Remote Control Stations for Ham Radios

By H. Ward Silver

More and more hams are setting up ham radio stations and operating them by remote control. Why? There are several reasons: The most common is that they can’t put up effective antennas where they live. If you rent or lease, the property owner might not allow you to install antennas. (Asking nicely and promising not to cause interference, eyesores, or safety hazards sometimes gets you a temporary tryout and a possible waiver of the rule.) Without antennas, ham radio is a challenge!

Another reason is noise. Not the noise the station makes but the noise made by home electronics, appliances, computer equipment, power lines, and other electric-power devices. The old wisdom, “You can’t work ’em if you can’t hear ’em” is true.

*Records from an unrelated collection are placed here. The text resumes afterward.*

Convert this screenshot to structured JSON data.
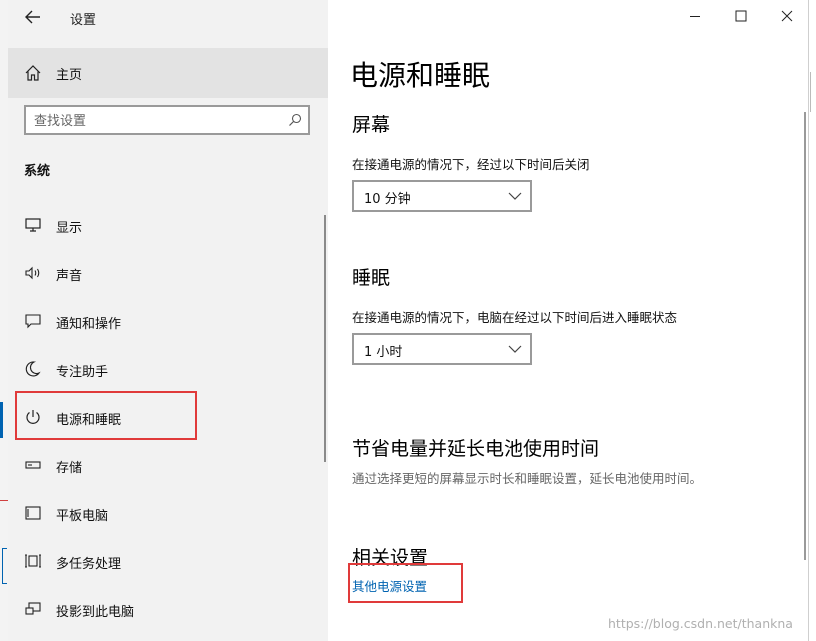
{
  "window": {
    "title": "设置",
    "home_label": "主页",
    "search_placeholder": "查找设置",
    "section_label": "系统"
  },
  "sidebar": {
    "items": [
      {
        "label": "显示",
        "icon": "display-icon"
      },
      {
        "label": "声音",
        "icon": "speaker-icon"
      },
      {
        "label": "通知和操作",
        "icon": "notification-icon"
      },
      {
        "label": "专注助手",
        "icon": "moon-icon"
      },
      {
        "label": "电源和睡眠",
        "icon": "power-icon"
      },
      {
        "label": "存储",
        "icon": "storage-icon"
      },
      {
        "label": "平板电脑",
        "icon": "tablet-icon"
      },
      {
        "label": "多任务处理",
        "icon": "multitask-icon"
      },
      {
        "label": "投影到此电脑",
        "icon": "project-icon"
      }
    ]
  },
  "main": {
    "title": "电源和睡眠",
    "screen": {
      "heading": "屏幕",
      "description": "在接通电源的情况下，经过以下时间后关闭",
      "selected": "10 分钟"
    },
    "sleep": {
      "heading": "睡眠",
      "description": "在接通电源的情况下，电脑在经过以下时间后进入睡眠状态",
      "selected": "1 小时"
    },
    "battery": {
      "heading": "节省电量并延长电池使用时间",
      "description": "通过选择更短的屏幕显示时长和睡眠设置，延长电池使用时间。"
    },
    "related": {
      "heading": "相关设置",
      "link": "其他电源设置"
    }
  },
  "watermark": "https://blog.csdn.net/thankna",
  "colors": {
    "accent": "#0063b1",
    "highlight_box": "#e03a3a",
    "sidebar_bg": "#f2f2f2"
  }
}
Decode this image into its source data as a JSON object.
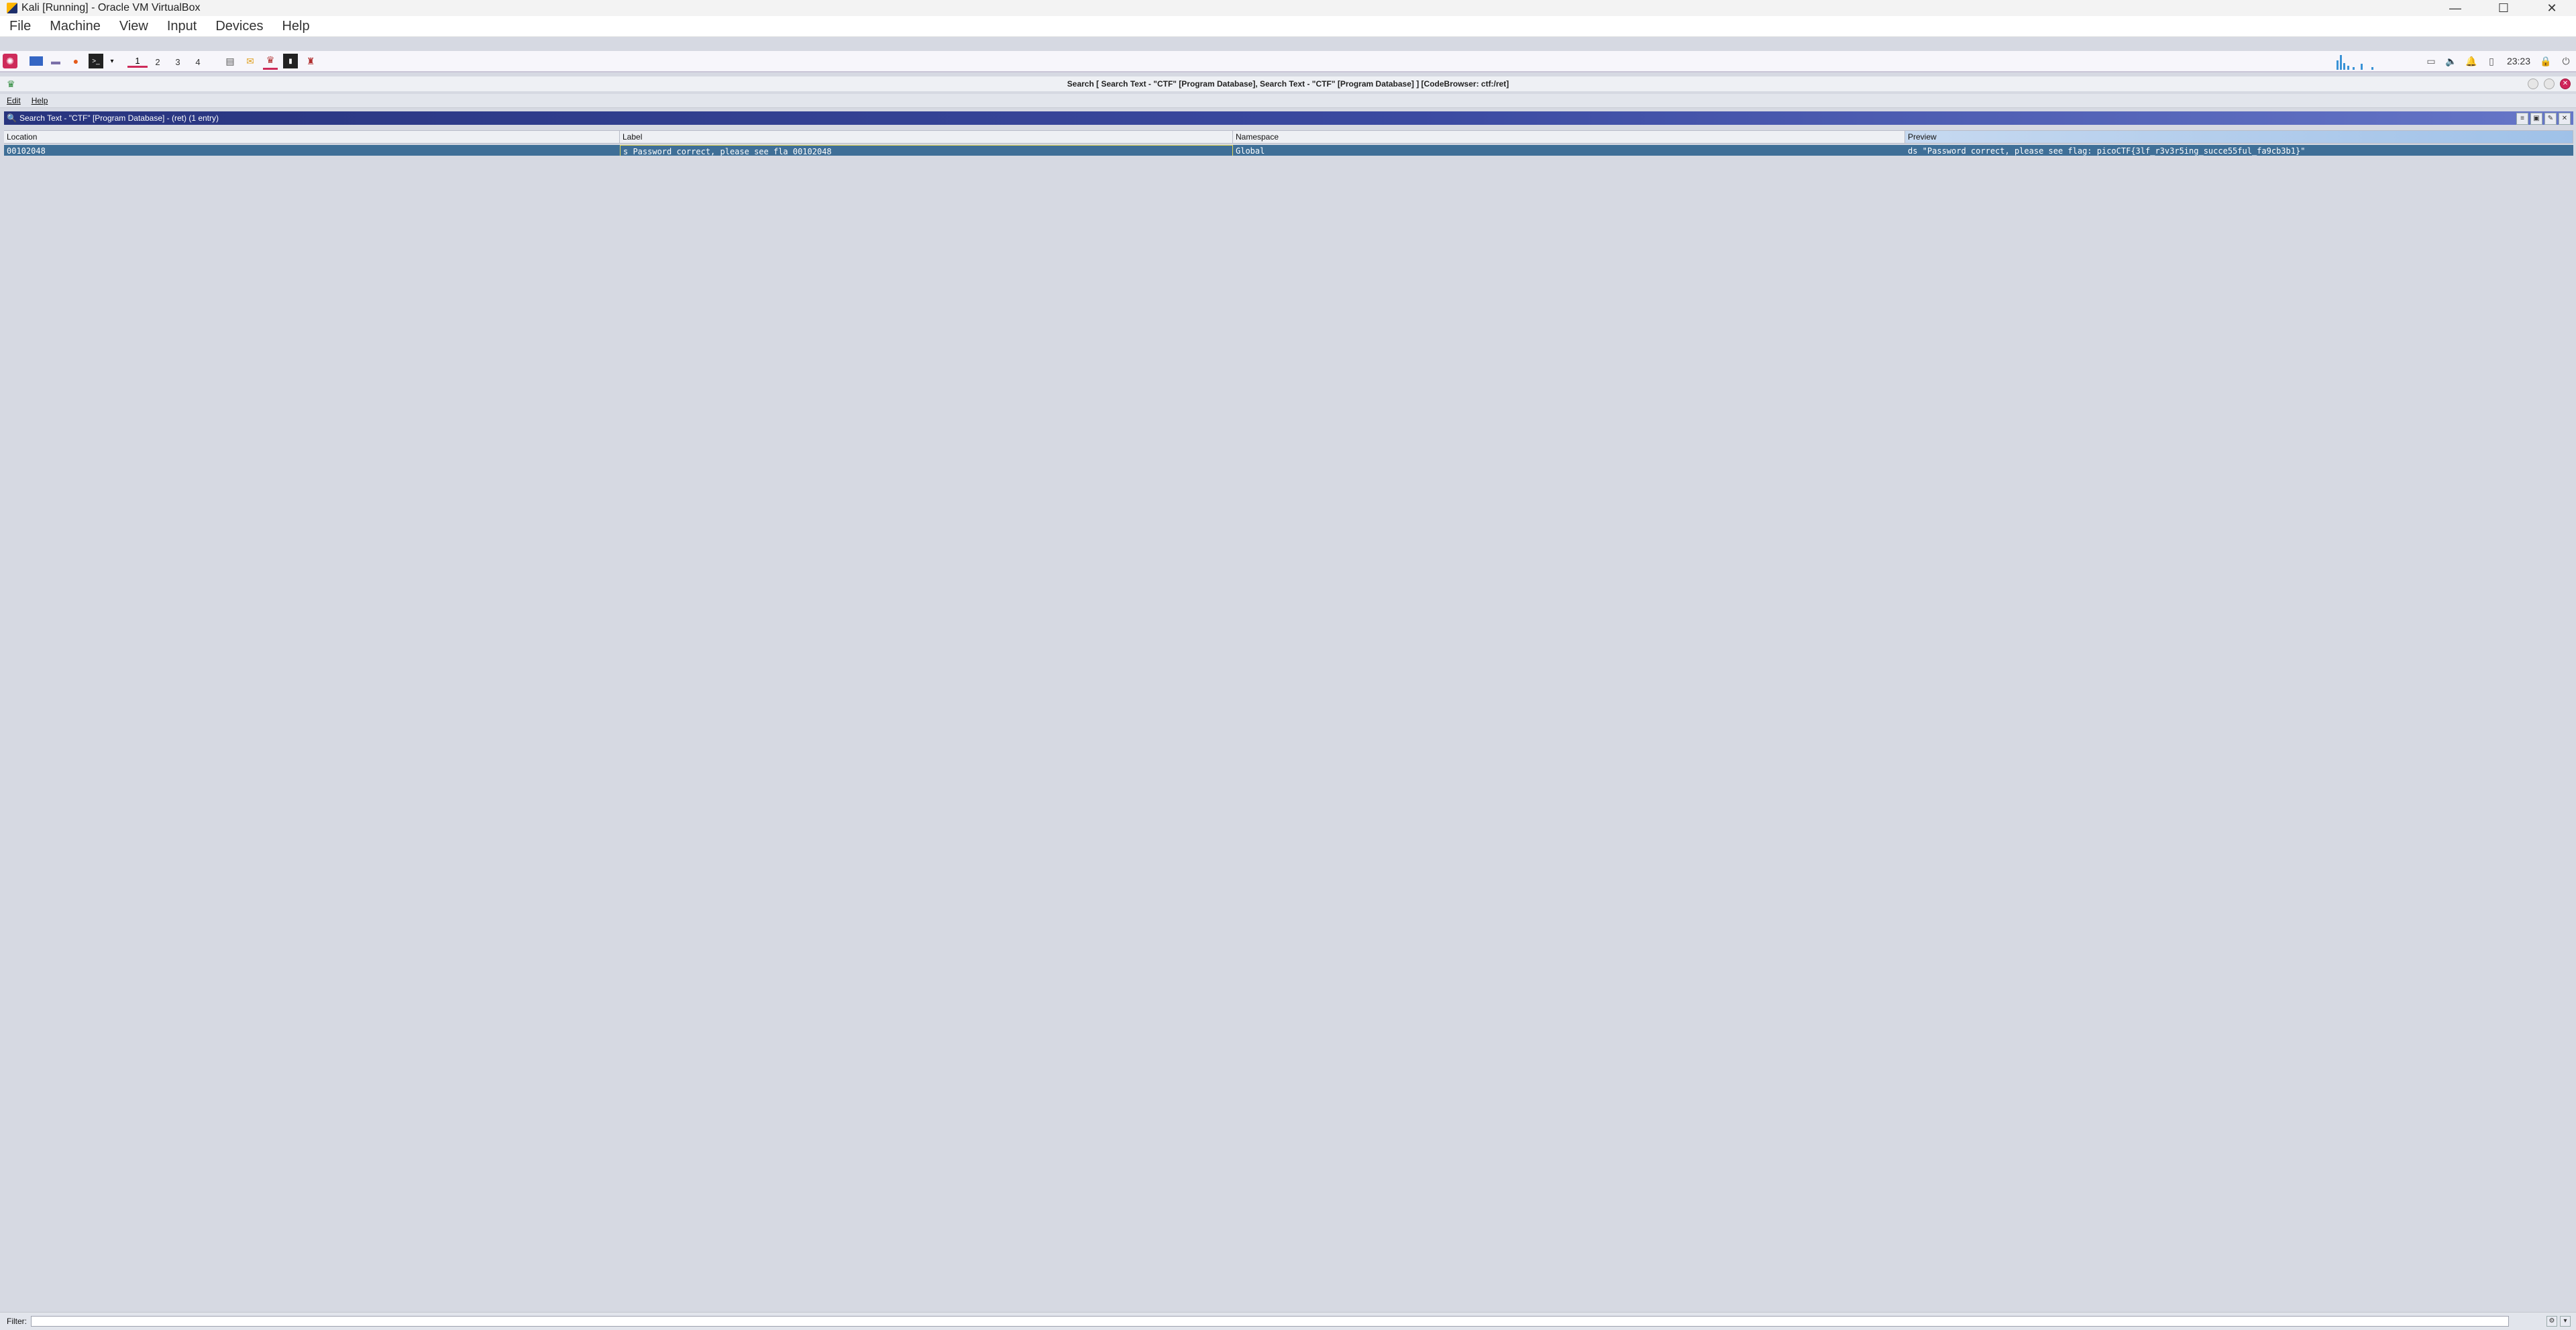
{
  "vbox": {
    "title": "Kali [Running] - Oracle VM VirtualBox",
    "menu": [
      "File",
      "Machine",
      "View",
      "Input",
      "Devices",
      "Help"
    ],
    "controls": {
      "minimize": "—",
      "maximize": "☐",
      "close": "✕"
    }
  },
  "kali_panel": {
    "workspaces": [
      "1",
      "2",
      "3",
      "4"
    ],
    "active_workspace": "1",
    "clock": "23:23"
  },
  "ghidra": {
    "window_title": "Search [ Search Text - \"CTF\"  [Program Database], Search Text - \"CTF\"  [Program Database] ] [CodeBrowser: ctf:/ret]",
    "menu": [
      "Edit",
      "Help"
    ],
    "search_panel": {
      "header": "Search Text - \"CTF\"  [Program Database] - (ret)    (1 entry)",
      "columns": [
        "Location",
        "Label",
        "Namespace",
        "Preview"
      ],
      "rows": [
        {
          "location": "00102048",
          "label": "s_Password_correct,_please_see_fla_00102048",
          "namespace": "Global",
          "preview": "ds \"Password correct, please see flag: picoCTF{3lf_r3v3r5ing_succe55ful_fa9cb3b1}\""
        }
      ]
    },
    "filter": {
      "label": "Filter:",
      "value": ""
    }
  },
  "colors": {
    "selection_row": "#3f6f97",
    "header_gradient_start": "#28347e",
    "kali_accent": "#ce2b5a"
  }
}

You can use special receiving antennas and noise-cancellers, but a lot of noise can be just as bad as having ineffective antennas.

And there is always the possibility of your transmitted signal causing interference at home and to the neighbors. Turning your transmit power down can solve the problem, but you might not make as many contacts, either. What’s a ham to do?

The answer is often to build or share a station somewhere that you can put up antennas and that is relatively free of noise. Then, use the Internet or some other kind of data connection to access the station. With the technology available today, this can work amazingly well! It’s pretty much like operating a regular station but with a really long microphone cord.

Remote control rules for ham radios

Before you start getting that gleam in your eye, imagining big towers holding antennas high in the air, remember there are a few rules you must follow:

  • License authority: You have to be licensed at the location of the transmitted signal. Some U.S. hams have set up stations in other countries or in other areas of the world, such as the Caribbean. This requires either a local license or a reciprocal operating permit. You can find out more about either of those at the ARRL’s web page for International Operating. Some types of operating permission require you to be physically present in the licensing country, so be sure to read the fine print!
  • Permission: Trite but true, you have to have permission to use a transmitter. Whether you have a license to operate at the site or not, you still have to have permission to use the equipment.
  • Identification: When you send your call sign, be sure it indicates the location from which you are transmitting. If you are a U.S. ham and the station is in the U.S., then no problem — just send your regular call sign. If you are connecting to the station across a national border, you’ll have to use a call sign from the station’s country. And some awards and operating events require hams to use call signs that indicate where they are operating from.
  • Control: Regardless of how well you design the station, you have to be able to turn off the transmitter no matter what. Some security controllers accessible by phone can turn a relay on and off to control AC power to the station. You can even buy power strips with a web interface. Having a method that uses a different method of access than the usual control link is a good idea.

Remote operation is a lot of fun and can make ham radio accessible to you wherever you may be. For example, one well-known contest operator frequently fires up his home station in Ohio while sitting in a hotel room in Tokyo, Japan! He loves that he can get on the air in his favorite events even when his business takes him out of the country. But follow the rules and don’t abuse the privilege — it wouldn’t take more than a few bad apples to spoil the remote operating barrel.

Accessing a remote control station for your ham radio

A good overview of the state of remote control at the time this edition was written (early 2018) is available in Remote Operating for Amateur Radio, by Steve Ford (WB8IMY). Even though some of the software options have changed, the basics are sound. The book is available from the ARRL and other ham radio booksellers. The ARRL Handbooks 2018 edition added an updated section on remote stations, including site evaluation and alternative power.

The most common setup is to use the Internet with a PC at each location running a station control program. (The additional DTMF controller connected to the phone line is needed in case the computer loses control of the radio and you need to shut everything down and start over.)

If you set up your station at home but operate it away from home, the controlling software can run on a laptop so you can fire up the rig from a hotel room or coffee shop. There’s no reason why you have to lug around a laptop, either. A smartphone or tablet computer can be quite enough. The remote-control software developed by Pignology runs on an iPhone and even includes logging software so that everything fits in the palm of your hand.

If you think you might like to try remote operating, start by checking out one of the many online remote receivers at webSDR. There are dozens of receivers available for you to use located all over the world. Try listening to the same station from different receivers to get an idea of how propagation varies!

Why go to the trouble of building the station yourself? “Time-share” remote stations are maintained by Remote Ham Radio. The stations are available for a per-minute fee (with a paid membership). Be careful though, because using these capable stations will spoil you!

Remote operating is becoming very popular. More radios support it, more software is available, and high-speed Internet is available in more places than ever. The technology to make it work is available, radios themselves are easier to control over the Internet, and commercial products are appearing that provide plug-and-play operation. You’ll have the option of building a traditional home station and be able to operate it from wherever you are. Some clubs and informal groups build and share a remote station. This is an exciting time!